What was English poetry like in the Middle Ages? Geoffrey Chaucer shows us that it was brilliant, beautiful, and sometimes very strange. Chaucer proved that English could be a powerful, versatile language at a time when serious texts were usually written in Latin or French. In the process, he invented new poetic forms and tried out new genres. His poetry tells stories ranging from the tragedy of Troy to a brawl between birds. This course will explore Chaucer’s short poetry (in which he compares himself to a cooked fish) and his dream visions (featuring a sarcastic eagle). We will read Chaucer’s epic account of doomed love, Troilus and Criseyde, and the sublime and scatological Canterbury Tales. We will also look at some of Chaucer’s most important source texts, including Virgil’s Aeneid, Ovid’s Metamorphoses, and Dante’s Divine Comedy.
We will read Chaucer’s works in his own language, Middle English. No previous experience is necessary: everyone is welcome! Reading assignments will be short, and we will work together in class to master the language.
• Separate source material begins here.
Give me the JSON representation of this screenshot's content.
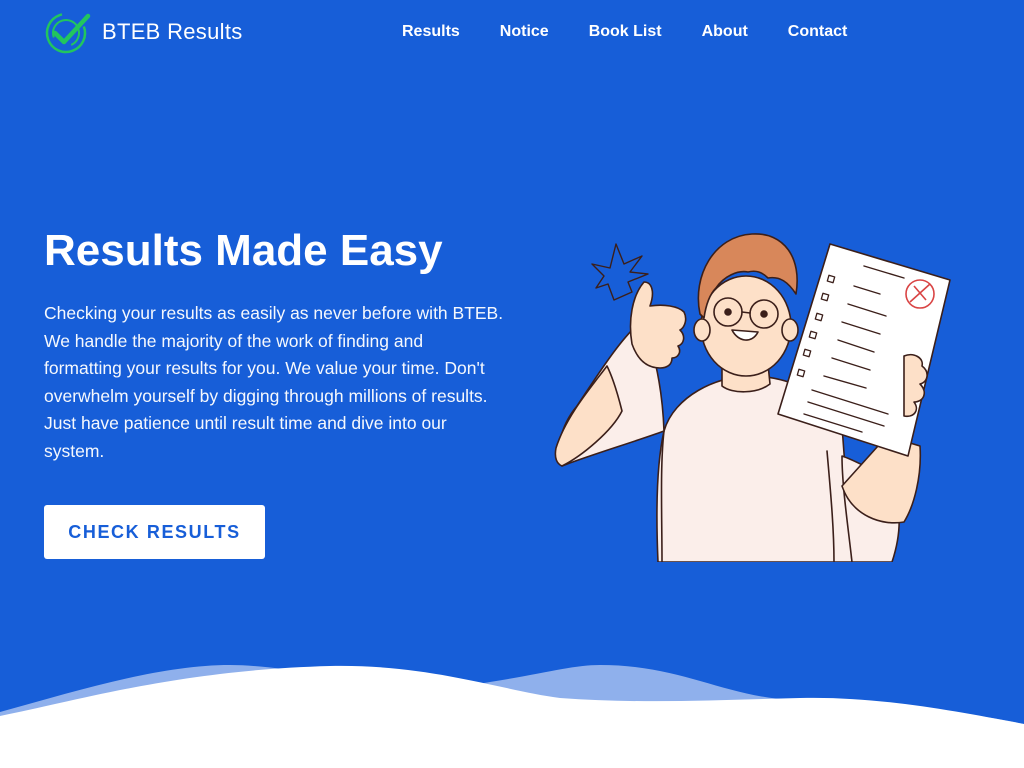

Written assignments will include a creative translation of a short passage of poetry, a midterm paper, and a final paper.